      • Status:¬† As follow up to fall retreat of the Task Force, sub-committees were formed in three areas:¬† Pipeline and Student Recruitment; Curriculum & Programming; and Climate/Inclusion & Cultural Competency.¬† Each group is being co-chaired by a member of the administration, a faculty member and a student.¬† Faculty Diversity Plan in place.¬† Full plan by December 2017.

Breakthrough Curriculum & Ensembles Initiative Launch

Beginning in Fall 2017, the Breakthrough Curriculum will fully integrate entrepreneurship and artistic citizenship training into the traditional training for which Peabody is renowned. Peabody is using its rich history as the oldest conservatory in the United States to lead the way in new directions of professional music training and a new vision for how a modern conservatory can relate to the world around it. The Breakthrough Curriculum will infuse our grand tradition with new perspectives to create a model at the forefront of arts training in the United States. Students will develop skills in communication; programming, audience development, music entrepreneurship, and citizen artistry; while developing a digital portfolio with which they can propel their careers immediately upon graduation. In addition, instrumentalists will experience dynamic ensemble training that reflects the flexibility increasingly needed for success in the music world. Through four phases that we call EXPLORE, BUILD, IMPLEMENT, and LAUNCH, this new initiative will engage every student, undergraduate and graduate, in meaningful training experiences across these critical areas, always led by the guiding goal of excellence and musical accomplishment.

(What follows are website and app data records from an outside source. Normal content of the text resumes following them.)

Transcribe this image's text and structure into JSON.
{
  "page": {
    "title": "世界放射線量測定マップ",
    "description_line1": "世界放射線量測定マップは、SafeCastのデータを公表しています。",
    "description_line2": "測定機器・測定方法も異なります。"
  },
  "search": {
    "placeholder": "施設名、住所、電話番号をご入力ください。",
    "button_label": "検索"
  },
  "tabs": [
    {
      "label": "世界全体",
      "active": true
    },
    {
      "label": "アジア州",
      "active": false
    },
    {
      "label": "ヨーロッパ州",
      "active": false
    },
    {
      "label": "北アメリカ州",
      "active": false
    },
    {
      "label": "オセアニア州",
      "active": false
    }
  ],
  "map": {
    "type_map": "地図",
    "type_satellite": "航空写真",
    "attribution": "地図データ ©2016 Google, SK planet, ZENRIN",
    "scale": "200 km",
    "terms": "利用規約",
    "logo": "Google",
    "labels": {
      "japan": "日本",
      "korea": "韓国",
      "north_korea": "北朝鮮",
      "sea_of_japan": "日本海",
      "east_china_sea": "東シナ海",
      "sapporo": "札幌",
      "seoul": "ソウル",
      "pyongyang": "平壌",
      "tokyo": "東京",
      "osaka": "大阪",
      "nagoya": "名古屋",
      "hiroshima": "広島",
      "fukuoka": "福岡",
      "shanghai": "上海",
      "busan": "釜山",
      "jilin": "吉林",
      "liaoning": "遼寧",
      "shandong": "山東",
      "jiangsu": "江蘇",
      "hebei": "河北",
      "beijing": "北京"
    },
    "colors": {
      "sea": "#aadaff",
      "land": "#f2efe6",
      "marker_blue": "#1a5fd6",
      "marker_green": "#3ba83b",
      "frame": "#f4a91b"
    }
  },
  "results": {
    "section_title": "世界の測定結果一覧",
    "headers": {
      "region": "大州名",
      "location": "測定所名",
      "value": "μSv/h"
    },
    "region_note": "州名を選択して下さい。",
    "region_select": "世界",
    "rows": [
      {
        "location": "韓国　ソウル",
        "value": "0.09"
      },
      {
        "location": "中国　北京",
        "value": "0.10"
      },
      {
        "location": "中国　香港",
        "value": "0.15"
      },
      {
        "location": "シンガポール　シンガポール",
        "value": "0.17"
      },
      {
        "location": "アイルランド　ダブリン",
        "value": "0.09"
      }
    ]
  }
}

A Sustainable and Vibrant Model

True sustainability requires thinking about program evolution from the perspective of the Four Pillar strategic guideposts of Excellence, Interdisciplinary Experiences, Innovation and Community Connectivity in the context of a sustainable academic-business model.  A five-year rolling model for FY18 through FY22 has been developed that builds on and expands the academic program with a focus on excellence, innovation, and moves Peabody to an enhanced position of sustainability. The following areas highlight components of the model.

  • Expansion of existing programs:¬† Selected Conservatory programs (e.g. voice, composition.)
  • Right-sizing existing programs:¬† To support a reimagined ensembles program as part of new curriculum.
  • Launch of new programs:¬† Breakthrough Curriculum, Dance BFA; New Media; Peabody Online suite of courses; proposed Center for Music & Medicine; Summer at Peabody.
  • Philanthropy:¬† Focuses on new philanthropy to expand the currently committed, but limited, donor base coupled with the need to balance increased annual operating contributed revenues with endowment.